Paul usually writes about technology, but he writes about travel too. He’s currently on a year-long road trip around the states. While on the road, he’s keeping an eye on the style of the places he visits. Read his previous dispatches from Boston, Phoenix, Wisconsin, and Southern California. Follow his other adventures on drivinginertia.com.
Charleston, South Carolina, the Crown Jewel of the South, the Holy City, the city where the Civil War began, is a stylish city. But it felt a lot like Cape Cod to me, just a few degrees of latitude south. I talked with two locals to get the inside scoop – Brigman, a Dappered reader, and Adam, a downtown resident.
The style of dress I saw in Charleston reminded me a lot of Cape Cod (Vineyard Vines polo shirts, Ralph Lauren, etc.). What sets Charleston apart? Is there a specific item of clothing or brand or look that is unique to Charleston?
Brigman: On any given summer day on Broad Street (the traditional line of demarcation between old-money Charleston and the “common folk” in the rest of the city) you can expect to see several lawyers and doctors going to lunch in seersucker suits or at least suit separates made of seersucker and another light fabric like linen. Bow ties are also commonplace in Charleston. Here, Southern Tide is a more popular brand of polo than either Ralph Lauren or Vineyard Vines – most of their polos feature various trophy fish as an embroidered logo.
Adam: Charleston definitely has a coastal prep feel, but once you start to peel back the layers, you see a range of styles from traditional to urban hipster. I think the College of Charleston being right in the heart of downtown sets the city apart. It is a liberal arts college with a lot of creative young adults and that helps bring a positive and more progressive vibe to what can be a very traditional city. A look that you’ll see a lot of in Charleston is seersucker and bow ties.
How does the Folly Beach surf scene influence fashion?
Brigman: Folly Beach is an anomaly in Charleston. Of the three Charleston beaches (Folly, Sullivan’s Island, Isle of Palms) Folly is the only place that allows alcohol on the beach. It also has the best surf breaks of the three. There is an element of hippie and hipster style in Charleston, mostly College of Charleston students, and the atmosphere on Folly attracts many of that vein. I surf, and usually dress the part when I go to Folly with board shorts and a t-shirt. However, I’d never go out downtown in the same clothes, like I’ve seen in San Diego.
Adam: The Folly Beach scene brings a more informal and freestyle approach to fashion here in Charleston. The surfer vibe is a bit more low key than in California, because the waves here aren’t as constant and reliable as Cali.

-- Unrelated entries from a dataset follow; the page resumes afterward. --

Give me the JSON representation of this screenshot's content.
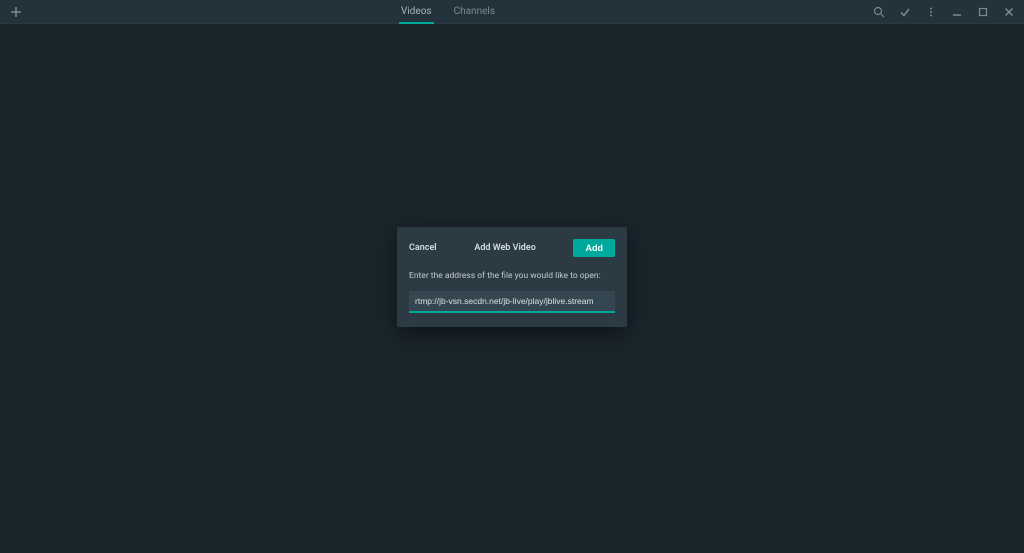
{
  "topbar": {
    "tabs": [
      {
        "label": "Videos",
        "active": true
      },
      {
        "label": "Channels",
        "active": false
      }
    ]
  },
  "dialog": {
    "cancel_label": "Cancel",
    "title": "Add Web Video",
    "add_label": "Add",
    "prompt": "Enter the address of the file you would like to open:",
    "input_value": "rtmp://jb-vsn.secdn.net/jb-live/play/jblive.stream"
  }
}
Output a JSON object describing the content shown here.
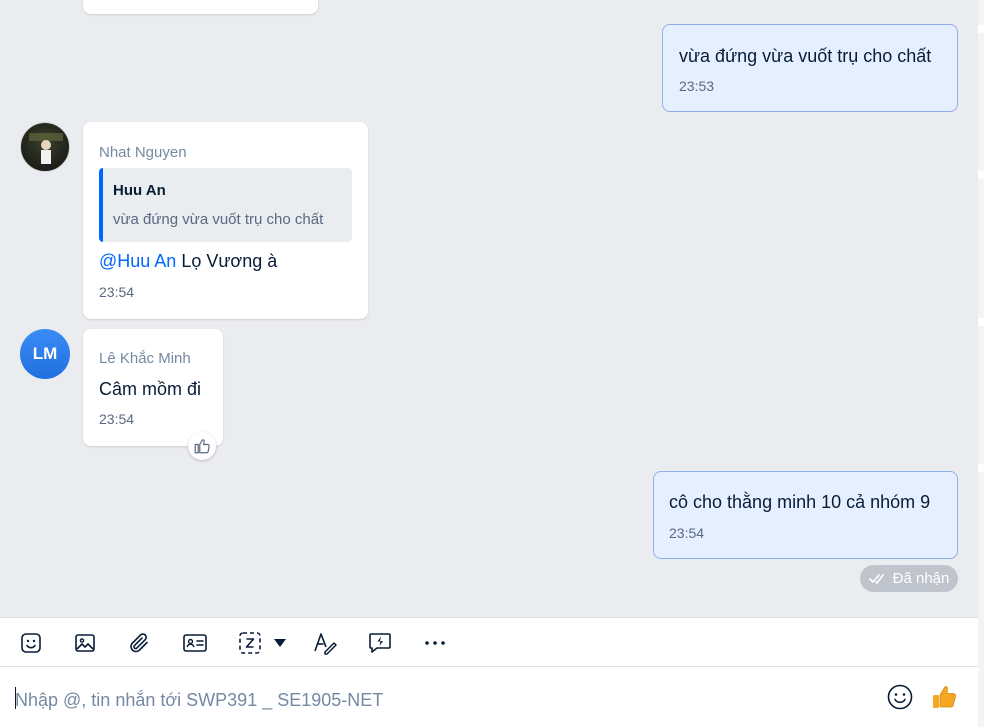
{
  "conversation": {
    "name": "SWP391 _ SE1905-NET"
  },
  "messages": [
    {
      "text": "vừa đứng vừa vuốt trụ cho chất",
      "time": "23:53"
    },
    {
      "sender": "Nhat Nguyen",
      "quote": {
        "name": "Huu An",
        "text": "vừa đứng vừa vuốt trụ cho chất"
      },
      "mention": "@Huu An",
      "text": " Lọ Vương à",
      "time": "23:54"
    },
    {
      "avatar_initials": "LM",
      "sender": "Lê Khắc Minh",
      "text": "Câm mồm đi",
      "time": "23:54",
      "reaction_icon": "thumbs-up-outline-icon"
    },
    {
      "text": "cô cho thằng minh 10 cả nhóm 9",
      "time": "23:54"
    }
  ],
  "status": {
    "label": "Đã nhận",
    "icon": "double-check-icon"
  },
  "toolbar": {
    "icons": [
      "sticker-icon",
      "image-icon",
      "attachment-icon",
      "contact-card-icon",
      "screenshot-icon",
      "chevron-down-icon",
      "text-format-icon",
      "quick-message-icon",
      "more-icon"
    ]
  },
  "composer": {
    "placeholder": "Nhập @, tin nhắn tới SWP391 _ SE1905-NET",
    "value": "",
    "emoji_icon": "emoji-icon",
    "send_icon": "thumbs-up-icon"
  },
  "colors": {
    "accent": "#0068ff",
    "outgoing_bubble": "#e5efff",
    "background": "#ebecf0",
    "thumb": "#f5a623"
  }
}
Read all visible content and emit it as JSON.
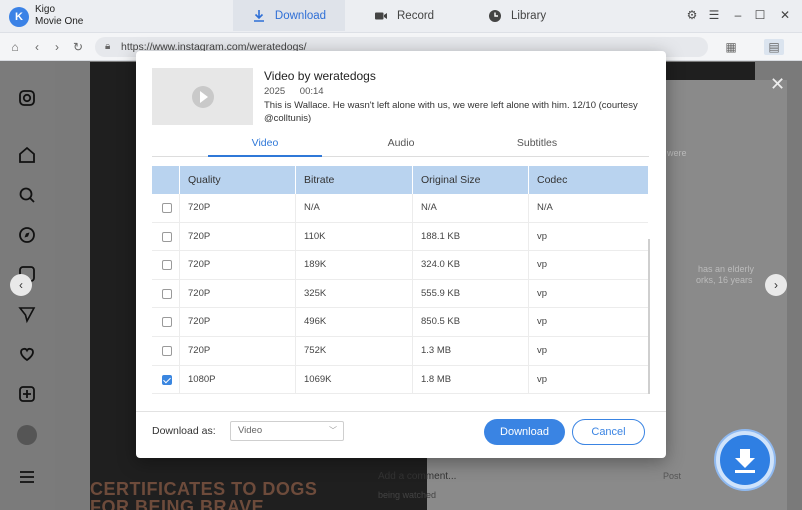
{
  "app": {
    "name_line1": "Kigo",
    "name_line2": "Movie One"
  },
  "nav": {
    "tabs": [
      {
        "label": "Download",
        "icon": "download-icon",
        "active": true
      },
      {
        "label": "Record",
        "icon": "video-camera-icon"
      },
      {
        "label": "Library",
        "icon": "clock-icon"
      }
    ]
  },
  "browser": {
    "url": "https://www.instagram.com/weratedogs/"
  },
  "background": {
    "snippet_1": "were",
    "snippet_2": "has an elderly",
    "snippet_3": "orks, 16 years",
    "comment_placeholder": "Add a comment...",
    "post_label": "Post",
    "caption_fragment": "being watched",
    "headline_line1": "CERTIFICATES TO DOGS",
    "headline_line2": "FOR BEING BRAVE"
  },
  "dialog": {
    "title": "Video by weratedogs",
    "year": "2025",
    "duration": "00:14",
    "description": "This is Wallace. He wasn't left alone with us, we were left alone with him. 12/10 (courtesy @colltunis)",
    "tabs": [
      "Video",
      "Audio",
      "Subtitles"
    ],
    "active_tab": "Video",
    "columns": [
      "Quality",
      "Bitrate",
      "Original Size",
      "Codec"
    ],
    "rows": [
      {
        "checked": false,
        "quality": "720P",
        "bitrate": "N/A",
        "size": "N/A",
        "codec": "N/A"
      },
      {
        "checked": false,
        "quality": "720P",
        "bitrate": "110K",
        "size": "188.1 KB",
        "codec": "vp"
      },
      {
        "checked": false,
        "quality": "720P",
        "bitrate": "189K",
        "size": "324.0 KB",
        "codec": "vp"
      },
      {
        "checked": false,
        "quality": "720P",
        "bitrate": "325K",
        "size": "555.9 KB",
        "codec": "vp"
      },
      {
        "checked": false,
        "quality": "720P",
        "bitrate": "496K",
        "size": "850.5 KB",
        "codec": "vp"
      },
      {
        "checked": false,
        "quality": "720P",
        "bitrate": "752K",
        "size": "1.3 MB",
        "codec": "vp"
      },
      {
        "checked": true,
        "quality": "1080P",
        "bitrate": "1069K",
        "size": "1.8 MB",
        "codec": "vp"
      }
    ],
    "download_as_label": "Download as:",
    "download_as_value": "Video",
    "download_button": "Download",
    "cancel_button": "Cancel"
  },
  "colors": {
    "accent": "#3a84e3",
    "header_bg": "#b9d3ef"
  }
}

There is a pretty strong Kiteboarding scene here.
Does the college scene make Charleston a more casual city or is there something else at play? In Savannah, I saw a lot of lightweight suits and more formal attire … but the population felt a lot older. I didn’t see that level of formal dress in Charleston as prevalent.
Brigman: Tourists often cling to King and Meeting Streets in the area between Marion Square and Market Street … which also happens to be where the College of Charleston is located. In that area, formal attire is less commonplace as most stores/restaurants cater to students and tourists. With the exception of the fraternity/sorority scene, CofC students have typical casual college style. On the upper end of King Street, there’s a rapidly growing number of bars and restaurants that attract more of the young professional group.
Adam: Yes, I would say that the CofC does help make Charleston more of a causal city. Although, Savannah does have SCAD there, but I’m not sure how integrated they are into the city. Also, there are probably more young professionals working right in the heart of Savannah. In Charleston, downtown is mostly retail and restaurants so the young professionals mainly work in the surrounding cities and not right downtown.
If you’re going out with friends on a Friday, what do you wear?
Brigman: If I go downtown, I almost always wear long sleeves unless it’s the middle of summer, in which case I’ll wear a polo. Ralph Lauren Oxfords and pleated shorts with boat shoes is a common look during the day, and I prefer coupling an Oxford with dark rinse jeans and driving loafers at night. In the winter, l’ll throw on a tweed jacket and knit tie. Suits aren’t extremely common outside of the fine dining establishments downtown. I attribute this to the heat.
Adam: I don’t get out as much as I would like since I’m in the process of getting our company (an industrial design firm) off the ground. I prefer to dress up rather than down. You can’t go wrong with a pair of chinos, solid polo and shoes that have a pop of color.
What do you think? Will bow-ties spread throughout the Union after their 100+ year incubation? Do Charleston surfers need to nut up and grab some Uggs? Leave a comment. Seersucker Photo Credit.